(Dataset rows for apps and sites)
--

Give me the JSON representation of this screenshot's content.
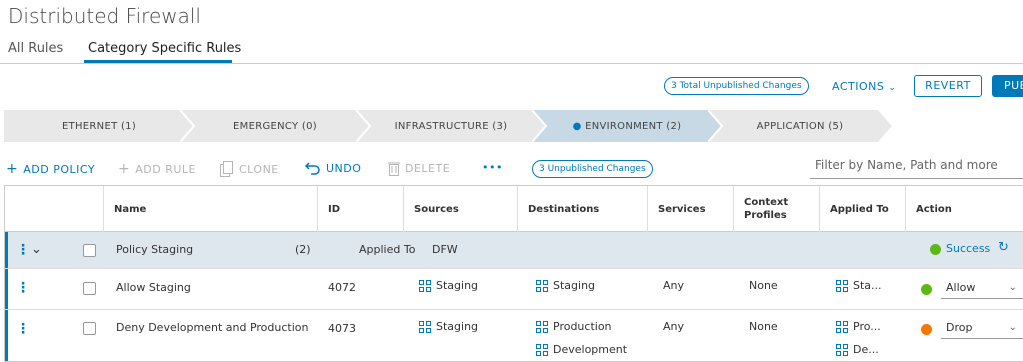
{
  "page": {
    "title": "Distributed Firewall"
  },
  "tabs": [
    "All Rules",
    "Category Specific Rules"
  ],
  "header": {
    "total_changes": "3 Total Unpublished Changes",
    "actions": "ACTIONS",
    "revert": "REVERT",
    "publish": "PUBLISH"
  },
  "categories": [
    "ETHERNET (1)",
    "EMERGENCY (0)",
    "INFRASTRUCTURE (3)",
    "ENVIRONMENT (2)",
    "APPLICATION (5)"
  ],
  "toolbar": {
    "add_policy": "ADD POLICY",
    "add_rule": "ADD RULE",
    "clone": "CLONE",
    "undo": "UNDO",
    "delete": "DELETE",
    "more": "•••",
    "unpublished": "3 Unpublished Changes",
    "filter_placeholder": "Filter by Name, Path and more"
  },
  "columns": [
    "Name",
    "ID",
    "Sources",
    "Destinations",
    "Services",
    "Context Profiles",
    "Applied To",
    "Action"
  ],
  "policy": {
    "name": "Policy Staging",
    "count": "(2)",
    "applied_label": "Applied To",
    "applied_value": "DFW",
    "status": "Success"
  },
  "rules": [
    {
      "name": "Allow Staging",
      "id": "4072",
      "sources": [
        "Staging"
      ],
      "destinations": [
        "Staging"
      ],
      "services": "Any",
      "profiles": "None",
      "applied": [
        "Sta..."
      ],
      "action": "Allow"
    },
    {
      "name": "Deny Development and Production",
      "id": "4073",
      "sources": [
        "Staging"
      ],
      "destinations": [
        "Production",
        "Development"
      ],
      "services": "Any",
      "profiles": "None",
      "applied": [
        "Pro...",
        "De..."
      ],
      "action": "Drop"
    }
  ],
  "colors": {
    "accent": "#0079b8",
    "allow": "#5eb715",
    "drop": "#f57600",
    "success": "#5eb715"
  }
}
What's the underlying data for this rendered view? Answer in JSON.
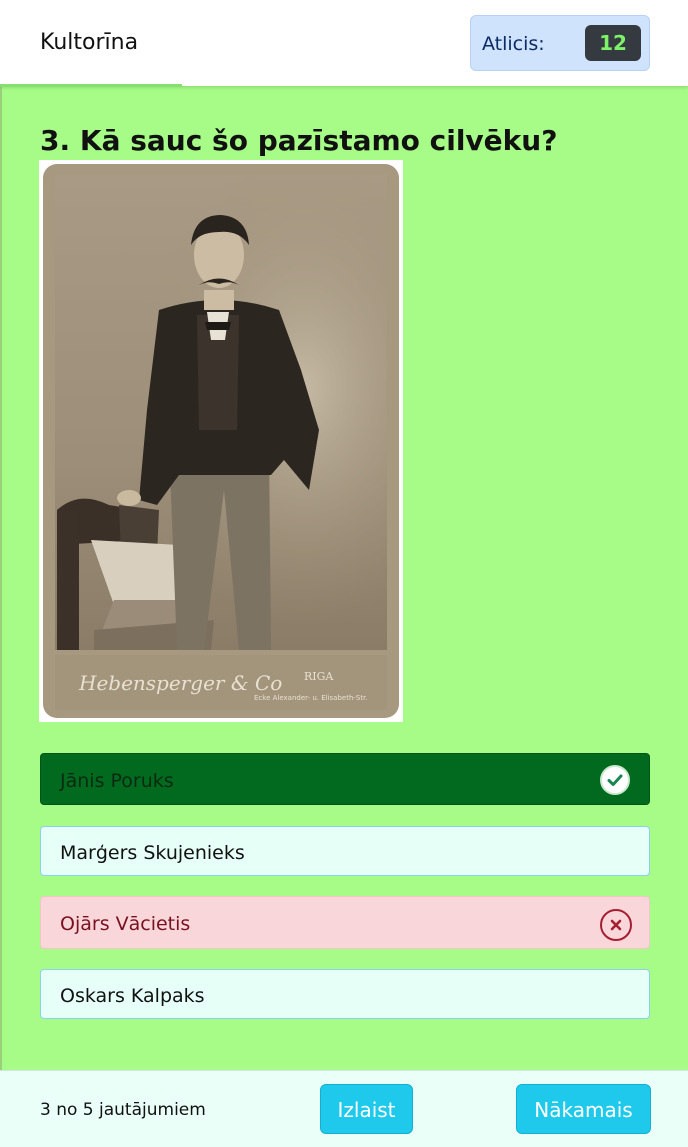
{
  "header": {
    "brand": "Kultorīna",
    "timer_label": "Atlicis:",
    "timer_value": "12"
  },
  "question": {
    "title": "3. Kā sauc šo pazīstamo cilvēku?",
    "photo_caption_left": "Hebensperger & Co",
    "photo_caption_city": "RIGA",
    "photo_caption_right": "Ecke Alexander- u. Elisabeth-Str."
  },
  "answers": [
    {
      "label": "Jānis Poruks",
      "state": "correct",
      "icon": "check-circle-icon"
    },
    {
      "label": "Marģers Skujenieks",
      "state": "neutral"
    },
    {
      "label": "Ojārs Vācietis",
      "state": "wrong",
      "icon": "x-circle-icon"
    },
    {
      "label": "Oskars Kalpaks",
      "state": "neutral"
    }
  ],
  "footer": {
    "progress": "3 no 5 jautājumiem",
    "skip_label": "Izlaist",
    "next_label": "Nākamais"
  },
  "colors": {
    "background": "#a6fc86",
    "correct": "#016a1f",
    "wrong": "#f8d6da",
    "neutral": "#e6fff7",
    "button": "#1fc9ec"
  }
}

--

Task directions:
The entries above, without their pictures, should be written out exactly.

Reply to the task:
Give me the JSON representation of this screenshot's content.
{
  "page": {
    "title": "Distributed Firewall"
  },
  "tabs": [
    "All Rules",
    "Category Specific Rules"
  ],
  "header": {
    "total_changes": "3 Total Unpublished Changes",
    "actions": "ACTIONS",
    "revert": "REVERT",
    "publish": "PUBLISH"
  },
  "categories": [
    "ETHERNET (1)",
    "EMERGENCY (0)",
    "INFRASTRUCTURE (3)",
    "ENVIRONMENT (2)",
    "APPLICATION (5)"
  ],
  "toolbar": {
    "add_policy": "ADD POLICY",
    "add_rule": "ADD RULE",
    "clone": "CLONE",
    "undo": "UNDO",
    "delete": "DELETE",
    "more": "•••",
    "unpublished": "3 Unpublished Changes",
    "filter_placeholder": "Filter by Name, Path and more"
  },
  "columns": [
    "Name",
    "ID",
    "Sources",
    "Destinations",
    "Services",
    "Context Profiles",
    "Applied To",
    "Action"
  ],
  "policy": {
    "name": "Policy Staging",
    "count": "(2)",
    "applied_label": "Applied To",
    "applied_value": "DFW",
    "status": "Success"
  },
  "rules": [
    {
      "name": "Allow Staging",
      "id": "4072",
      "sources": [
        "Staging"
      ],
      "destinations": [
        "Staging"
      ],
      "services": "Any",
      "profiles": "None",
      "applied": [
        "Sta..."
      ],
      "action": "Allow"
    },
    {
      "name": "Deny Development and Production",
      "id": "4073",
      "sources": [
        "Staging"
      ],
      "destinations": [
        "Production",
        "Development"
      ],
      "services": "Any",
      "profiles": "None",
      "applied": [
        "Pro...",
        "De..."
      ],
      "action": "Drop"
    }
  ],
  "colors": {
    "accent": "#0079b8",
    "allow": "#5eb715",
    "drop": "#f57600",
    "success": "#5eb715"
  }
}
What's the underlying data for this rendered view? Answer in JSON.
{
  "header": {
    "brand": "Kultorīna",
    "timer_label": "Atlicis:",
    "timer_value": "12"
  },
  "question": {
    "title": "3. Kā sauc šo pazīstamo cilvēku?",
    "photo_caption_left": "Hebensperger & Co",
    "photo_caption_city": "RIGA",
    "photo_caption_right": "Ecke Alexander- u. Elisabeth-Str."
  },
  "answers": [
    {
      "label": "Jānis Poruks",
      "state": "correct",
      "icon": "check-circle-icon"
    },
    {
      "label": "Marģers Skujenieks",
      "state": "neutral"
    },
    {
      "label": "Ojārs Vācietis",
      "state": "wrong",
      "icon": "x-circle-icon"
    },
    {
      "label": "Oskars Kalpaks",
      "state": "neutral"
    }
  ],
  "footer": {
    "progress": "3 no 5 jautājumiem",
    "skip_label": "Izlaist",
    "next_label": "Nākamais"
  },
  "colors": {
    "background": "#a6fc86",
    "correct": "#016a1f",
    "wrong": "#f8d6da",
    "neutral": "#e6fff7",
    "button": "#1fc9ec"
  }
}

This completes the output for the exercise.